TASK DIRECTIONS:
Please retype the data in full and exactly; the pictures are not part of the copy.

EXCERPTED DATA:

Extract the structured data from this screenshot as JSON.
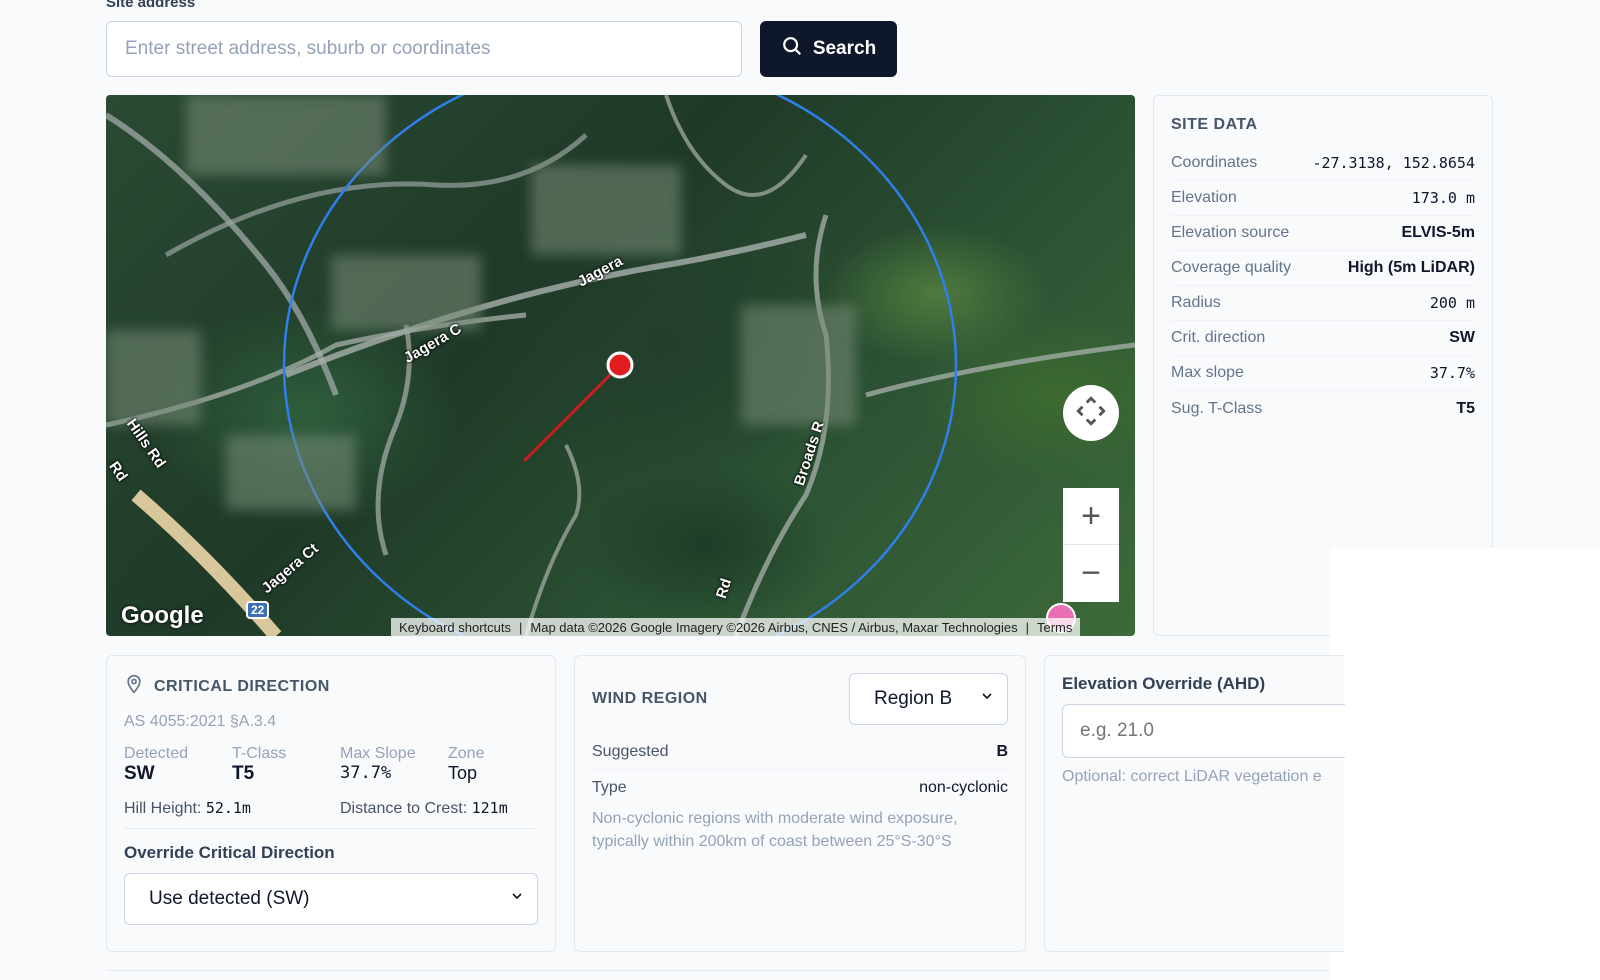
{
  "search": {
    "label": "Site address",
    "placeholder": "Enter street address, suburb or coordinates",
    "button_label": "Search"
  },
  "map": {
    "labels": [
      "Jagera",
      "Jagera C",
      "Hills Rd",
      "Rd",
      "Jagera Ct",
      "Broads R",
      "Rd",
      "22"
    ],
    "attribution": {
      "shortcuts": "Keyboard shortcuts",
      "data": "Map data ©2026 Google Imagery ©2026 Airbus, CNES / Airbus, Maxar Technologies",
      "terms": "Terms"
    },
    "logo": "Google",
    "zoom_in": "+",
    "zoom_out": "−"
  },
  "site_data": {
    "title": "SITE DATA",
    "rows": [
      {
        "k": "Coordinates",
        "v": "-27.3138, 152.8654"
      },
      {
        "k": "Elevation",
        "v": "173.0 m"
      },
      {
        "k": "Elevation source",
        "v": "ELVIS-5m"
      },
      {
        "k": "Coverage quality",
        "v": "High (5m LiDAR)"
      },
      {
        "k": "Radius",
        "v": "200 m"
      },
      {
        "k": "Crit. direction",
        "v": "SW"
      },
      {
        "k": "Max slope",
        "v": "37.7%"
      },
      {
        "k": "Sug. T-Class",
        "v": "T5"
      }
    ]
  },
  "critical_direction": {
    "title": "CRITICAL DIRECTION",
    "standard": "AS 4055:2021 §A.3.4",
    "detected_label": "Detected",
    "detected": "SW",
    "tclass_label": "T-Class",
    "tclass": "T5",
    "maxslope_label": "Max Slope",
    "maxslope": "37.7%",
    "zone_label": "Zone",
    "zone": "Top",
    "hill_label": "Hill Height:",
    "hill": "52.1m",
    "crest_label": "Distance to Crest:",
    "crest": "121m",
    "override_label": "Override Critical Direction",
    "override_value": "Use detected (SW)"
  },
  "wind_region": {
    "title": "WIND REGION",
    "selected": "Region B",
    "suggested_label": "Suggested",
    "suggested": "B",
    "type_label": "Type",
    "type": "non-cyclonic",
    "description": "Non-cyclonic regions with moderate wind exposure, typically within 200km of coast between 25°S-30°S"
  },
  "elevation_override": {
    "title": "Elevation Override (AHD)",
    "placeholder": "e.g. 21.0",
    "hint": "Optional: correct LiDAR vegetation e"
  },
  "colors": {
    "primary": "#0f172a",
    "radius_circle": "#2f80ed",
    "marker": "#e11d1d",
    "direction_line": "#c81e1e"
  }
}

TASK ANSWER:
Extract the structured data from this screenshot as JSON.
{
  "search": {
    "label": "Site address",
    "placeholder": "Enter street address, suburb or coordinates",
    "button_label": "Search"
  },
  "map": {
    "labels": [
      "Jagera",
      "Jagera C",
      "Hills Rd",
      "Rd",
      "Jagera Ct",
      "Broads R",
      "Rd",
      "22"
    ],
    "attribution": {
      "shortcuts": "Keyboard shortcuts",
      "data": "Map data ©2026 Google Imagery ©2026 Airbus, CNES / Airbus, Maxar Technologies",
      "terms": "Terms"
    },
    "logo": "Google",
    "zoom_in": "+",
    "zoom_out": "−"
  },
  "site_data": {
    "title": "SITE DATA",
    "rows": [
      {
        "k": "Coordinates",
        "v": "-27.3138, 152.8654"
      },
      {
        "k": "Elevation",
        "v": "173.0 m"
      },
      {
        "k": "Elevation source",
        "v": "ELVIS-5m"
      },
      {
        "k": "Coverage quality",
        "v": "High (5m LiDAR)"
      },
      {
        "k": "Radius",
        "v": "200 m"
      },
      {
        "k": "Crit. direction",
        "v": "SW"
      },
      {
        "k": "Max slope",
        "v": "37.7%"
      },
      {
        "k": "Sug. T-Class",
        "v": "T5"
      }
    ]
  },
  "critical_direction": {
    "title": "CRITICAL DIRECTION",
    "standard": "AS 4055:2021 §A.3.4",
    "detected_label": "Detected",
    "detected": "SW",
    "tclass_label": "T-Class",
    "tclass": "T5",
    "maxslope_label": "Max Slope",
    "maxslope": "37.7%",
    "zone_label": "Zone",
    "zone": "Top",
    "hill_label": "Hill Height:",
    "hill": "52.1m",
    "crest_label": "Distance to Crest:",
    "crest": "121m",
    "override_label": "Override Critical Direction",
    "override_value": "Use detected (SW)"
  },
  "wind_region": {
    "title": "WIND REGION",
    "selected": "Region B",
    "suggested_label": "Suggested",
    "suggested": "B",
    "type_label": "Type",
    "type": "non-cyclonic",
    "description": "Non-cyclonic regions with moderate wind exposure, typically within 200km of coast between 25°S-30°S"
  },
  "elevation_override": {
    "title": "Elevation Override (AHD)",
    "placeholder": "e.g. 21.0",
    "hint": "Optional: correct LiDAR vegetation e"
  },
  "colors": {
    "primary": "#0f172a",
    "radius_circle": "#2f80ed",
    "marker": "#e11d1d",
    "direction_line": "#c81e1e"
  }
}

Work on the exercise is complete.